- Leverage the use of outsourced computing models including Cloud technologies available in the market today. Could be private clouds or public clouds or a mesh of both technologies to reduce the storage footprint and management.
- Budget for your storage requirements and try to live by those even if you have to take drastic measures to keep it under control.
- Try to gain more operational efficiencies within the storage environments.
- Understand the TCO with any new storage purchase, as cost of new storage could include several aspects of implementation including migration, consulting, downtime, missed SLA’s, Training, management, etc.
- Try to reclaim storage as old host systems / server systems are retired or migrated.
- Check for inconsistencies in your Storage environment as those could result in missed SLA’s, downtime and penalties.
- Do not over provision and do not over budget. Its just storage, if you need more you can buy more, but having idle storage doing nothing for years in anticipation of future growth will heavily skew operational storage efficiencies.
- Do not create unnecessary storage management tasks and processes for your storage environment.
- Having backups and good working backups is very important, but do not tie down your storage with numerous copies of snaps, clones, mirrors, BCV’s, etc for a rainy day, rather have a DR plan and copy single instance of data remotely for DR purposes.
- Plot trends for your storage environment. See if trends can help you budget, forecast and provision your storage accurately.
- Remember the larger storage footprint you have, the larger your backup footprints will be, causing more storage space, more backup time windows, more network traffic, slower response times, more tapes, more offsite backups, more backup management cost and possibly more licensing cost.
- Get away from managing islands of storage; rather move to a more centralized storage management, long-term effects are amazing.
- Try to reduce licensing cost around storage software. The less storage you deploy, the less licensing per TB cost that you will pay.
There are many other factors you can implement; here are a few different posts from the past talking about this topic.
A Google search on Storage Economics yields
There are numerous areas of storage management that customers can try to bring in efficiencies that will help them better manage storage, reduce footprint, and reduce CAPEX and OPEX. It starts as a small practice within organizations and the value it creates grips the rest of the IT management teams.

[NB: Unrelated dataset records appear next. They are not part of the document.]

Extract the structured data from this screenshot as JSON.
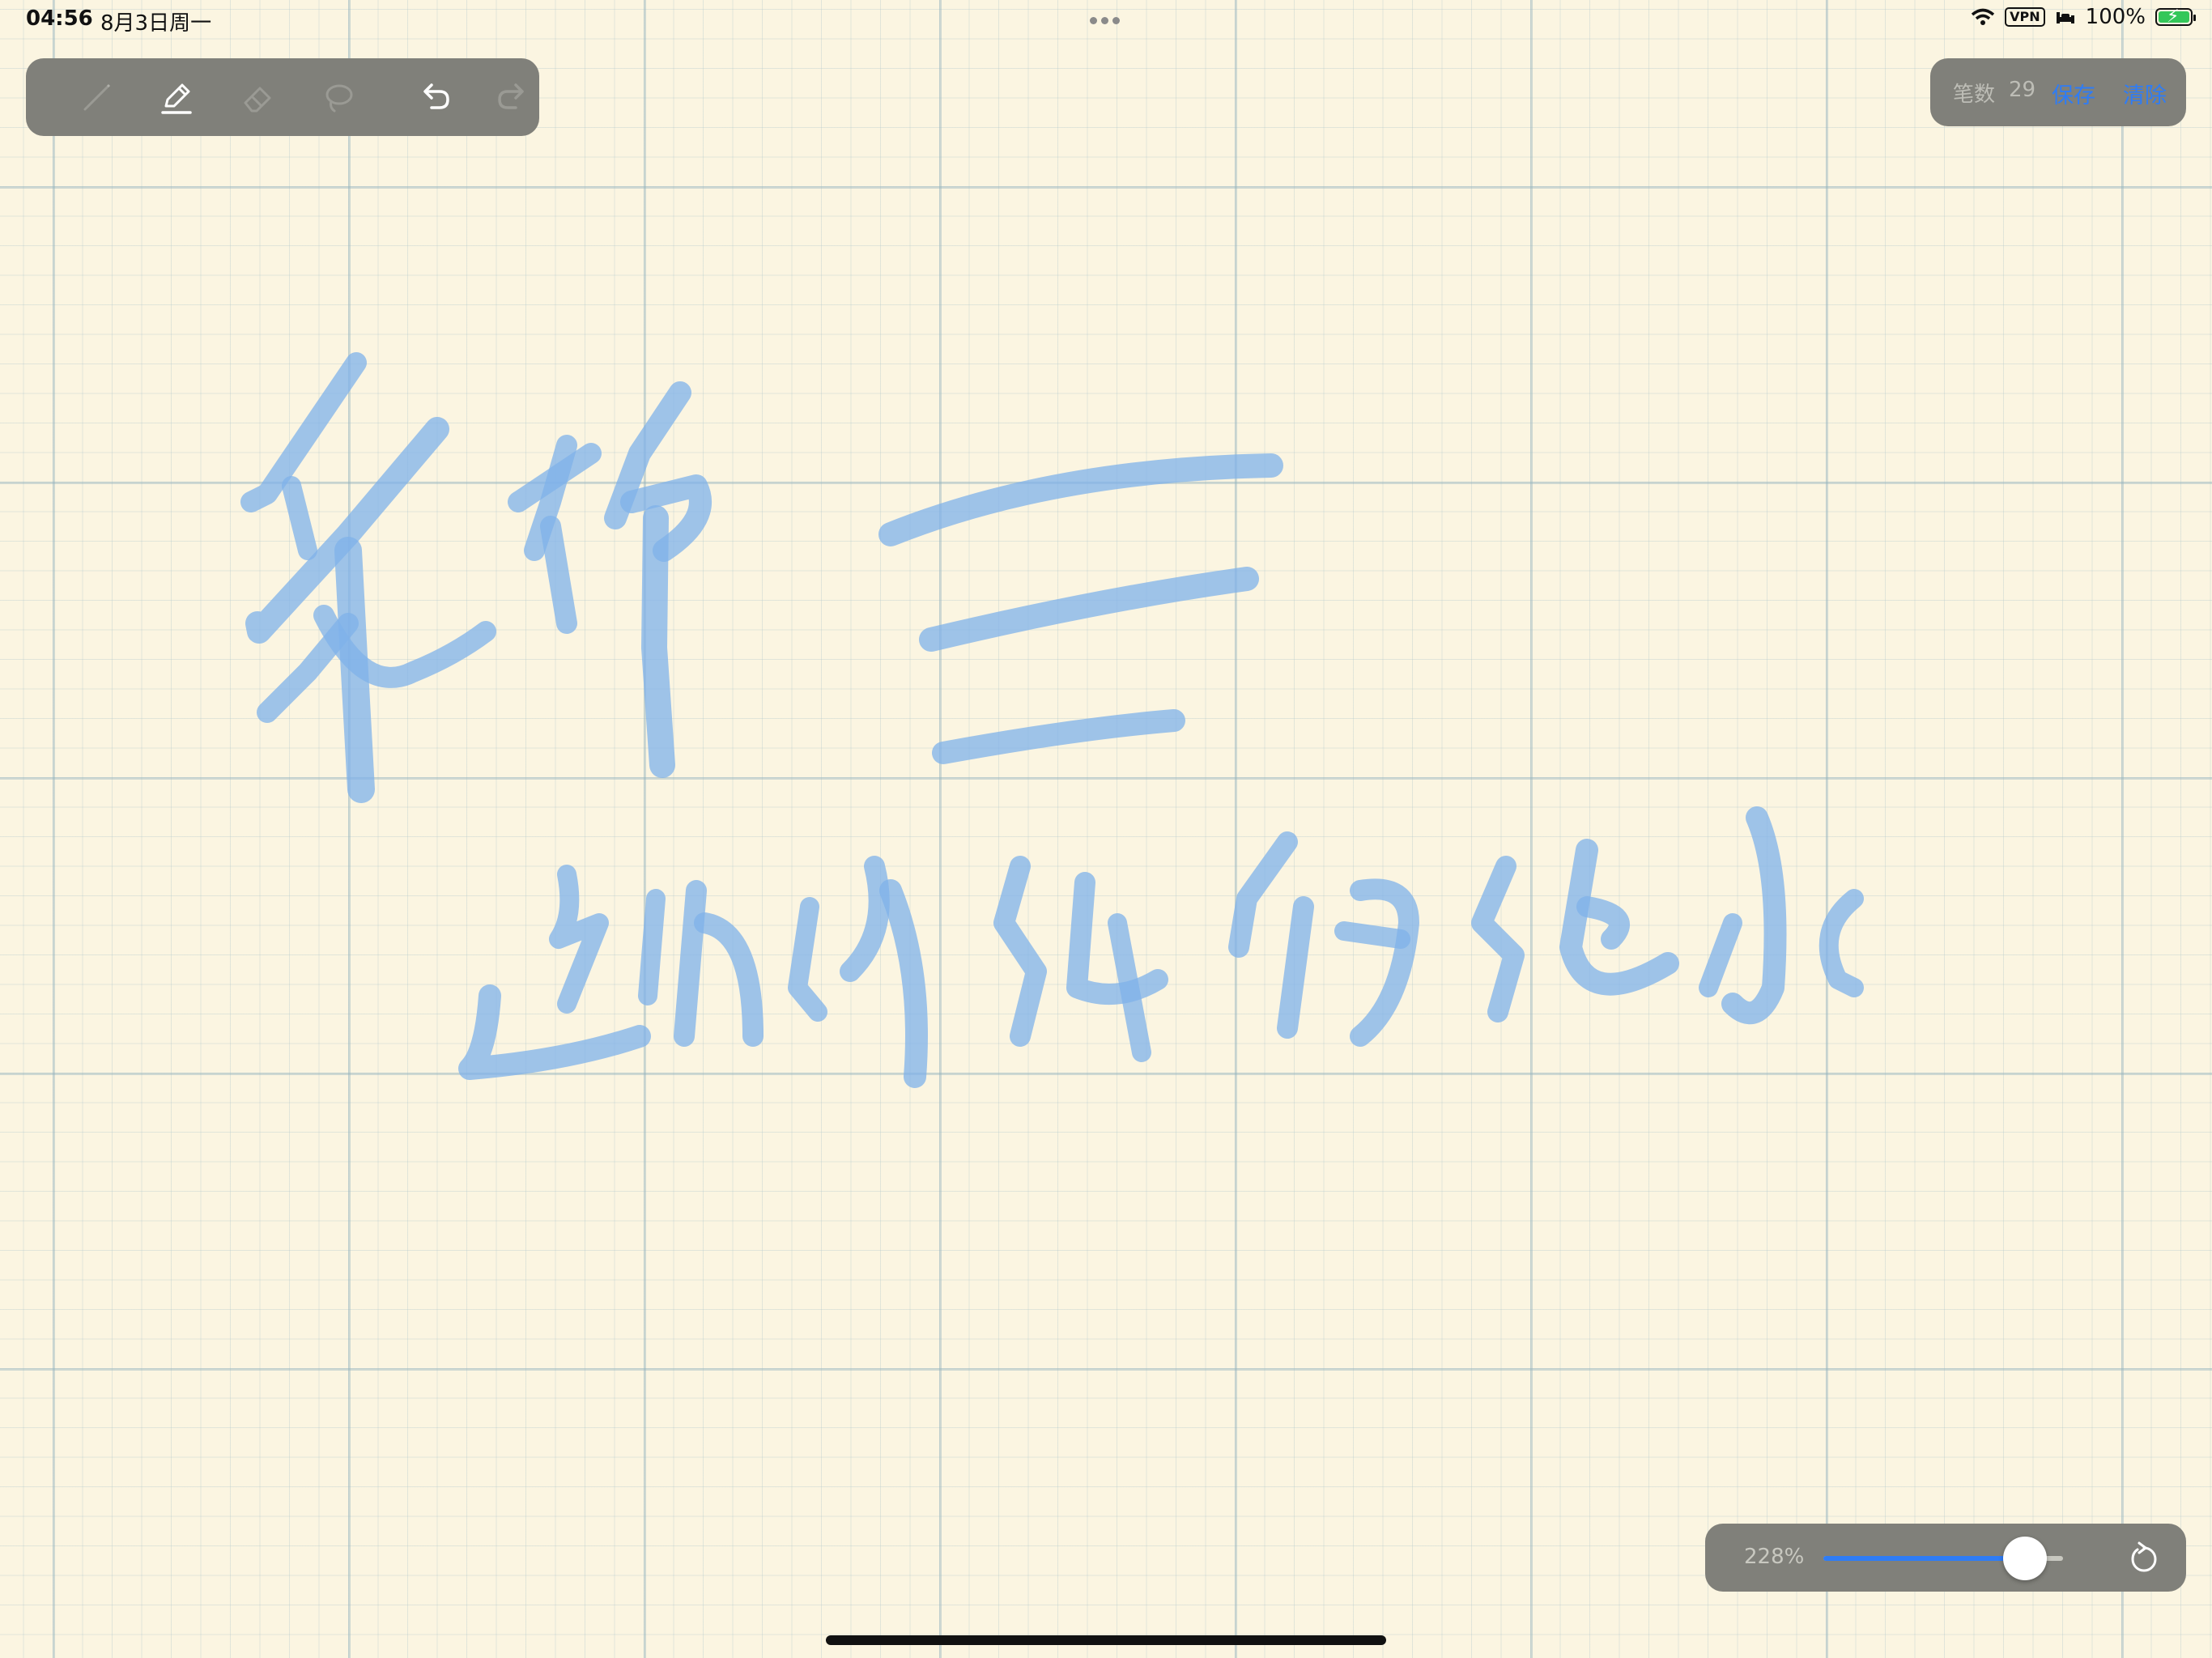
{
  "status_bar": {
    "time": "04:56",
    "date": "8月3日周一",
    "vpn": "VPN",
    "battery": "100%"
  },
  "toolbar": {
    "tools": [
      {
        "name": "pen-icon",
        "active": false
      },
      {
        "name": "highlighter-icon",
        "active": true
      },
      {
        "name": "eraser-icon",
        "active": false
      },
      {
        "name": "lasso-icon",
        "active": false
      },
      {
        "name": "undo-icon",
        "active": false
      },
      {
        "name": "redo-icon",
        "active": false
      }
    ]
  },
  "stats": {
    "stroke_label": "笔数",
    "stroke_count": "29",
    "save_label": "保存",
    "clear_label": "清除"
  },
  "zoom": {
    "value": "228%",
    "level": 0.84
  },
  "colors": {
    "paper": "#fbf5e1",
    "ink": "#7fb2ea",
    "panel": "#80807a",
    "accent": "#2e7cf6"
  }
}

In large organizations, there are Storage Architecture teams, Deployment teams, Provisioning teams and Operational Support teams, but seldom do we see a Storage Economics Team that helps drive utilization and efficiency through best economic practices within storage environments.
So take this opportunity and plant the seeds for your Storage Economics practice now.